As emphasis on recognizing and addressing the social determinants of health in the management of chronic conditions, results of the study, which found food security and high diet quality was linked to great diabetes control, offer clinicians a more intimate understanding of the role of food insecurity on risk of adverse outcomes in people with diabetes.
“In this nationally representative study among US adults with diabetes, food insecurity plus low diet quality was associated with higher HbA1c levels even after accounting for sociodemographic characteristics and health behaviors, with food insecurity having a greater impact on metabolic outcomes than low diet quality,” wrote investigators. “Healthcare providers treating adults with diabetes may consider including an assessment of food insecurity as a part of their overall approach to diabetes-related healthcare, particularly for their patients with suboptimal HbA1c and those living in low-income or under-resourced communities.”
As the role of lifestyle and social determinants of health in care of chronic disease have both grown in recent years, the impact of food insecurity and diet quality have become a greater focal point in research efforts than ever before. In the current study, a team from the US Centers for Disease Control and the National Institute of Diabetes and Digestive and Kidney Disease sought to examine how food insecurity might impact the risk of suboptimal glycemic control in adults with diabetes in the US. With this in mind, investigators designed their study as a series of cross-sectional analysis leveraging data obtained from adults aged 20 years and older who participated in the 2013-2018 survey cycles of the National Health and Nutrition Examination Surveys (NHANES).

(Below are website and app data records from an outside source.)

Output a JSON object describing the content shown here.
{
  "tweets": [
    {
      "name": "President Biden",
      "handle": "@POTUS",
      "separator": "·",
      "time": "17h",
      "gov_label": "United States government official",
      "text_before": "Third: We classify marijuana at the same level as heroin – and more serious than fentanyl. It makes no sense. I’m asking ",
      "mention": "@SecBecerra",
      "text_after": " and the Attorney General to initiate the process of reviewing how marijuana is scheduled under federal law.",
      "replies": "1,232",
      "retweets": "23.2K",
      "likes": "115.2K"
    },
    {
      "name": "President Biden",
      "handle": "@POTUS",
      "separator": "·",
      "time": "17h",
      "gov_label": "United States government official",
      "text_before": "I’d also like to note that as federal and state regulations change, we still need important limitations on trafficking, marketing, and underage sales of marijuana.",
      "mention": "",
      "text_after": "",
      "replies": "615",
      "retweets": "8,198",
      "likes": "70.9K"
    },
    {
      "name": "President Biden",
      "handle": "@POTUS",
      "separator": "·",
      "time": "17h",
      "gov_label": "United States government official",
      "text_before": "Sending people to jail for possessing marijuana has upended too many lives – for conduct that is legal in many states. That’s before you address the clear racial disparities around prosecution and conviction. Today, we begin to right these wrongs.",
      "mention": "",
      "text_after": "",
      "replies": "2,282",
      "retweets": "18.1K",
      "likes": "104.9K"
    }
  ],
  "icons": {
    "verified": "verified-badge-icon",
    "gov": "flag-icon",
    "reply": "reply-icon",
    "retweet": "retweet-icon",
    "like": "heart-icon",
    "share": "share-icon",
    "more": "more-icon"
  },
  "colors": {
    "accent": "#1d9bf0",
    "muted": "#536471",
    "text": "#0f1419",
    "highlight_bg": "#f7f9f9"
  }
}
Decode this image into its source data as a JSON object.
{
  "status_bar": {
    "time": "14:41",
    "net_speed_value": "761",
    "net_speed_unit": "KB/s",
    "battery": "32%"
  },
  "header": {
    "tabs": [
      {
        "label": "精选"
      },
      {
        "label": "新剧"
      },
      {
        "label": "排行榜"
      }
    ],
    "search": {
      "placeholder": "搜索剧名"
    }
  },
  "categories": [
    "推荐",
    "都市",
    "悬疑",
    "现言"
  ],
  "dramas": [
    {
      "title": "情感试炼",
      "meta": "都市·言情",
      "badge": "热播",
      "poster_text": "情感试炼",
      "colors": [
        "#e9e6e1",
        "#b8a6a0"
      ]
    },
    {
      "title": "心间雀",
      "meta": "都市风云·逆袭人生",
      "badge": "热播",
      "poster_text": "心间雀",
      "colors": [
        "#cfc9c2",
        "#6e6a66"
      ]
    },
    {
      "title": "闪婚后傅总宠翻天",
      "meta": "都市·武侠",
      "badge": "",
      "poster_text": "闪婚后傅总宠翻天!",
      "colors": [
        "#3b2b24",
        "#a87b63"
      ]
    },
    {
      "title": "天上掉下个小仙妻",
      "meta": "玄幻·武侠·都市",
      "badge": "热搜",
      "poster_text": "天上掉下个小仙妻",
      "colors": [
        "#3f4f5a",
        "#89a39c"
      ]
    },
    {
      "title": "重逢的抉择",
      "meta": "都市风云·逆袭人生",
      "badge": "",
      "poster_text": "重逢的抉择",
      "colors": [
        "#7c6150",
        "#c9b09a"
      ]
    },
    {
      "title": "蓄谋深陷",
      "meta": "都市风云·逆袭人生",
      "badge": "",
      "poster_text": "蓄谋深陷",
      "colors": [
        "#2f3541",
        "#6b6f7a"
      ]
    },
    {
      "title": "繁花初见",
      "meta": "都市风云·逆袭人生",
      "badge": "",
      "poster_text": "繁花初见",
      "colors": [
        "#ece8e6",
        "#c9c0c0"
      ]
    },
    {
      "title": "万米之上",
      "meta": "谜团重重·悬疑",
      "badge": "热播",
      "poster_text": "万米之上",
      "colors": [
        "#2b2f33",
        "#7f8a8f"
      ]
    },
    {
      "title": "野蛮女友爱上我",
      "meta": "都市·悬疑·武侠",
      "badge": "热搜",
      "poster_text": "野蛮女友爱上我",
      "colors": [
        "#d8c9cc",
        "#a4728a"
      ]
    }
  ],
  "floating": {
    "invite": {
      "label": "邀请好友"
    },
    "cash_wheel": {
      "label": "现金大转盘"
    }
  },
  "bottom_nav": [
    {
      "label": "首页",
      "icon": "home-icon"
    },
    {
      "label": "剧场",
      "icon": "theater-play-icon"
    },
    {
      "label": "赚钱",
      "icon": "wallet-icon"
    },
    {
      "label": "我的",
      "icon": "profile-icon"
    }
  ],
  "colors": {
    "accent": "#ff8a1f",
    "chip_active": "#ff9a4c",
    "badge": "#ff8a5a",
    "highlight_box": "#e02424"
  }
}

From the NHANES, investigators obtained data related 2075 adults for inclusion in their analyses. This cohort had a mean age of 60.4 years, 53.0% were men, 15.3% were living below the poverty threshold, and 19.3% met criteria for being food insecure. For the purpose of analysis, questionnaire and diet quality was assessed using quartiles of the 2015 Healthy Eating Index. The primary outcome of interest was the association between household food insecurity and diet quality with optimal diabetes management, which was assessed using logistic regression models with adjustment for sociodemographic characteristics, healthcare utilization, smoking, medication for diabetes, blood pressure, or cholesterol, and body mass index.
Upon analysis, investigators found 17.6% of adults had both food insecurity and low diet quality, 14.2% had food insecurity and a high diet quality, 33.1% had food security and low diet quality, and 35.2% had food security and a high diet quality. Further analysis indicated those with food insecurity and low diet quality were significantly more likely to have an HbA1c of 7.0% or greater (OR, 1.85 [95% CI, 1.23-2.80]) and an HbA1c of 8.0% or greater (OR, 1.79 [95% CI, 1.04-3.08]) compared to those with food security and a high diet quality. Investigators also pointed out food insecurity and a high diet quality was significantly associated with elevated HbA1c and feed security with low diet quality was also associated with elevated HbA1c compared to food security and a high diet quality.
“Future research on food insecurity among adults with diabetes might focus on how food insecurity affects metabolic outcomes and address the multiple pathways that may contribute to these outcomes,” investigators added. “Healthcare delivery systems could link patients to social or food services as part of clinical care, in addition to point-of-care interventions that promote healthier lifestyles.”
This study, “Food insecurity, diet quality, and suboptimal diabetes management among US adults with diabetes,” was published in BMJ Open Diabetes Research & Care.